Judge, a contributing writer to the New York Press, devotes this slim volume to his transition from a leftist liberal to a radical, right-wing, swing-dancing polemicist. He identifies the two blinding lights of his conversion experience as reading Christopher Lasch's The Culture of Narcissism and his first swing dance. Through these encounters, he explains, he realized the emptiness of the current promiscuous rock'n'roll culture and wistfully looks for a return to a Leave It to Beaver America. In these meandering pages, Judge counterpoises the male chivalry of the swing dance revival with Bill Clinton's philandering, which he uses to condemn the hypocrisy of liberalism and the bankruptcy of a feminism that encourages disrespect. He also overstates the importance of swing to the emergence of rock'n'roll and bludgeons the reader with Elvis Presley's much-documented connection to the church. Displaying little knowledge or understanding of past or current American culture, Judge presents a sophomoric, opinionated diatribe that offers little to any reader.--Dave Szatmary, Univ. of Washington, Seattle Copyright 2000 Cahners Business Information.\
A book-length essay about the recent resurgence of swing dancing and the supposed implications of its renaissance.
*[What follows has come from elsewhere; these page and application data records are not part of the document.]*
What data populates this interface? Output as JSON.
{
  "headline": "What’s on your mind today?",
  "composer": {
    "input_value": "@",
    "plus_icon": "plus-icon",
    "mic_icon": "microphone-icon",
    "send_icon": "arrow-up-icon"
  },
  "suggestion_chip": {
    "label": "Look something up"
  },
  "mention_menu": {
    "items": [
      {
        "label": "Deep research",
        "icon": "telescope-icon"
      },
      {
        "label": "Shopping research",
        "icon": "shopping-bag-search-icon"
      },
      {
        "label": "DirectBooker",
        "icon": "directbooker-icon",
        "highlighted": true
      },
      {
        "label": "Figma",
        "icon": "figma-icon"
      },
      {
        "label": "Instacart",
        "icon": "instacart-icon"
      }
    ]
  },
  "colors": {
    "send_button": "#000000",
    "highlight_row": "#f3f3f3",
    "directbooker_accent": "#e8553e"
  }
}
In the opening pages of his broadside disguised as paean, New York Press writer Judge comes clean about his youthful radicalism and his turn from it, but even someone incapable of reading between the lines could determine that his was a simple case of teenage antiauthoritarianism followed by the gradual onset of maturity. Abruptly compelled by the work of the historian and social critic Christopher Lasch (in particular, by a reading of The Culture of Narcissism), Judge, like a heathen on the low road to Tarsus, abandoned his leftist "ideology of compassion" and proceeded to apply Lasch's post-Freudian interpretation of individual development to society as a whole. American society is missing discipline, community, and a healthy sense of play, he declares. He then argues that the recent rebirth of swing dancing has provided exactly the sort of structured and civilized interaction that has been missing from contemporary American civilization for many years now. It is an interesting notion that, with a less Pauline, reactionary tilt (and a touch of wit or a bit less self-consciousness), might seem convincing to those who are not as dour in their view of modern society as Judge, and it would seem a matter of simple common sense to those who participate in similar activities with similar, positive aspects. But Judge's study lacks the open naïveté and amusement of Jedediah Purdy's recent For Common Things; in trying to explain the collapse of morality and cultural integrity since the end of WWII, he roams through a catholic range of references,buthis argument has a tone of moral penitence and self-righteousness. In the end, his diatribe comes to resemble a rant. Ambitious pop-cult criticism that fails because of its single-mindedness and humorlessness.